PROBLEM>
Lines in the listing below that hold "icon" are the ones to copy.
DATA TO USE Block Start
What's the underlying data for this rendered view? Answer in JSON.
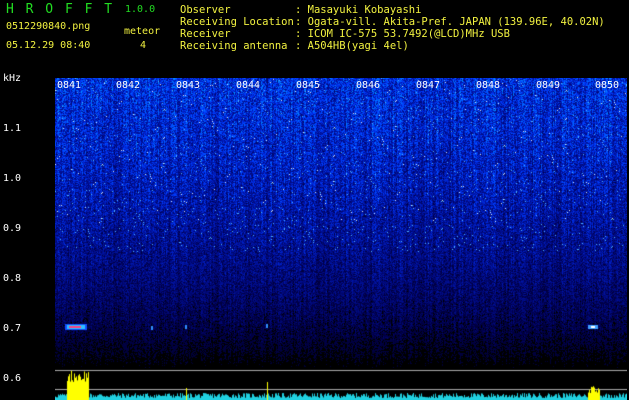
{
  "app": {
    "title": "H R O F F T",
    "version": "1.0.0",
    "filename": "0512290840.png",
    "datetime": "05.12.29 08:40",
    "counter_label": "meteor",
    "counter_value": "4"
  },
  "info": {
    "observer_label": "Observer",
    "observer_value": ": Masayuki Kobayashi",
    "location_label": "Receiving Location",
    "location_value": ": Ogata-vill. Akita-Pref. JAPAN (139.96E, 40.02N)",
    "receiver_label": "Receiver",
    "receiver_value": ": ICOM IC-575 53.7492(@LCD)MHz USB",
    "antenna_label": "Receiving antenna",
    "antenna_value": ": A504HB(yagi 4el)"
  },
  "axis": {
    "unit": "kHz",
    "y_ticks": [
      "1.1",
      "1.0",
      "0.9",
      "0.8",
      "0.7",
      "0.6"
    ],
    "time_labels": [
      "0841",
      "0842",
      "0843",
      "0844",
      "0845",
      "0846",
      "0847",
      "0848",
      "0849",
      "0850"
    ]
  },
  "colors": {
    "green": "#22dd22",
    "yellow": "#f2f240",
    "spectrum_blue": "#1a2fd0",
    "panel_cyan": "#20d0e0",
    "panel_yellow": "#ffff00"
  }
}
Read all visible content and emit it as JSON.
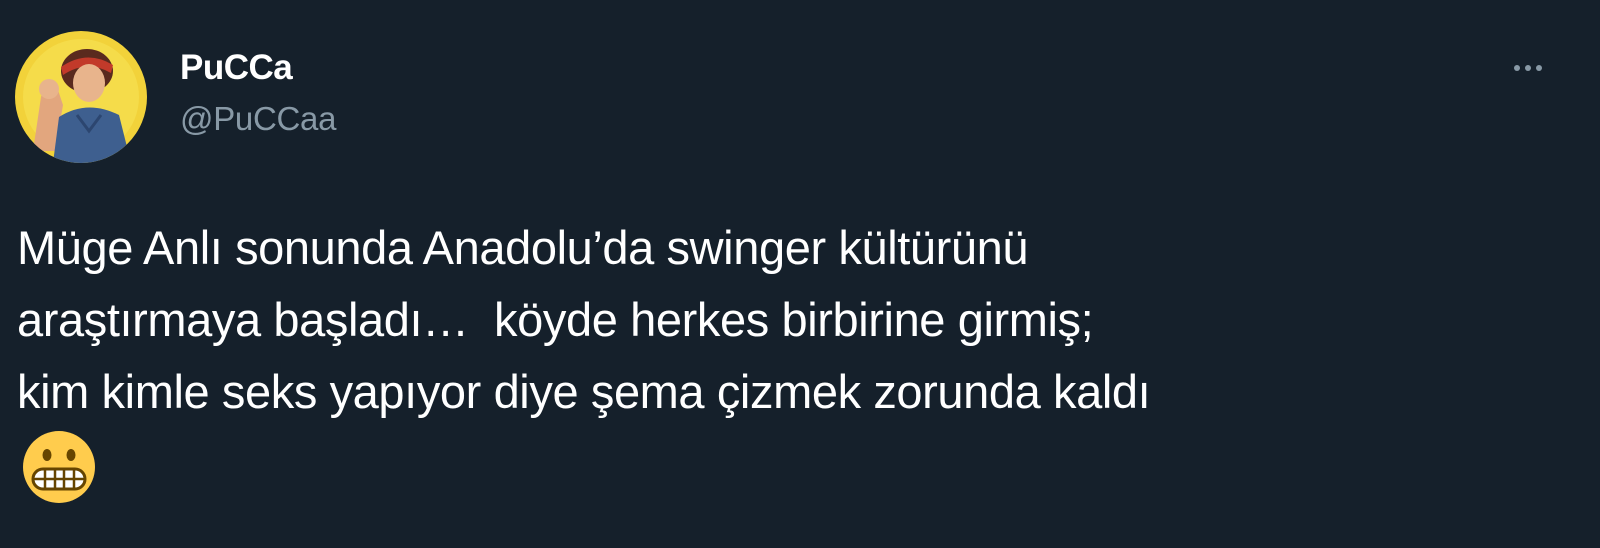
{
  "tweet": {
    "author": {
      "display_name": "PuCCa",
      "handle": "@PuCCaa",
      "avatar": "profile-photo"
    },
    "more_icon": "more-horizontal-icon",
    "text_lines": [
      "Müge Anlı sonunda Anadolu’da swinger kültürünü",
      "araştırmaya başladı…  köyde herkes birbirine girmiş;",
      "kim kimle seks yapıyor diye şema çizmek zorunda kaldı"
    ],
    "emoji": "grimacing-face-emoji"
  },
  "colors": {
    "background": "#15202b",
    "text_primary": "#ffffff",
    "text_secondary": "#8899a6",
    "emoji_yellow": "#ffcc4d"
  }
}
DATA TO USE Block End
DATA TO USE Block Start
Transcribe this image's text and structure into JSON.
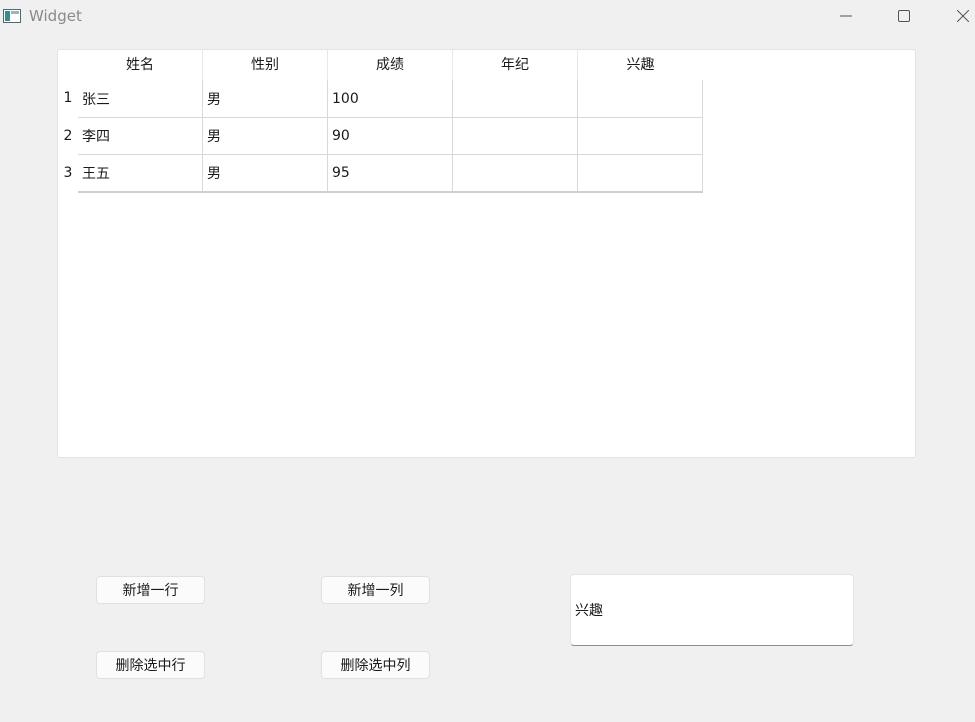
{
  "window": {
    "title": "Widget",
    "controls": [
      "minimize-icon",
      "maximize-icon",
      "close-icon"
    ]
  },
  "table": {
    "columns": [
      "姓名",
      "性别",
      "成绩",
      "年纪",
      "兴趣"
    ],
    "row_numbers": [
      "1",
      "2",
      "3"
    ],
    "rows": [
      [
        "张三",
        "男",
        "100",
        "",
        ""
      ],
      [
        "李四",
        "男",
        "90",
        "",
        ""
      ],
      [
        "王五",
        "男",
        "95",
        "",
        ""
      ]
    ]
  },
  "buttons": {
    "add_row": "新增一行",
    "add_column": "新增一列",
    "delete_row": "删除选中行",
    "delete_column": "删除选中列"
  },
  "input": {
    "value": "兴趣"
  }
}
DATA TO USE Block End
SOLVED EXERCISE>
    "more_icon": "more-horizontal-icon",
      "minimize-icon",
      "maximize-icon",
      "close-icon"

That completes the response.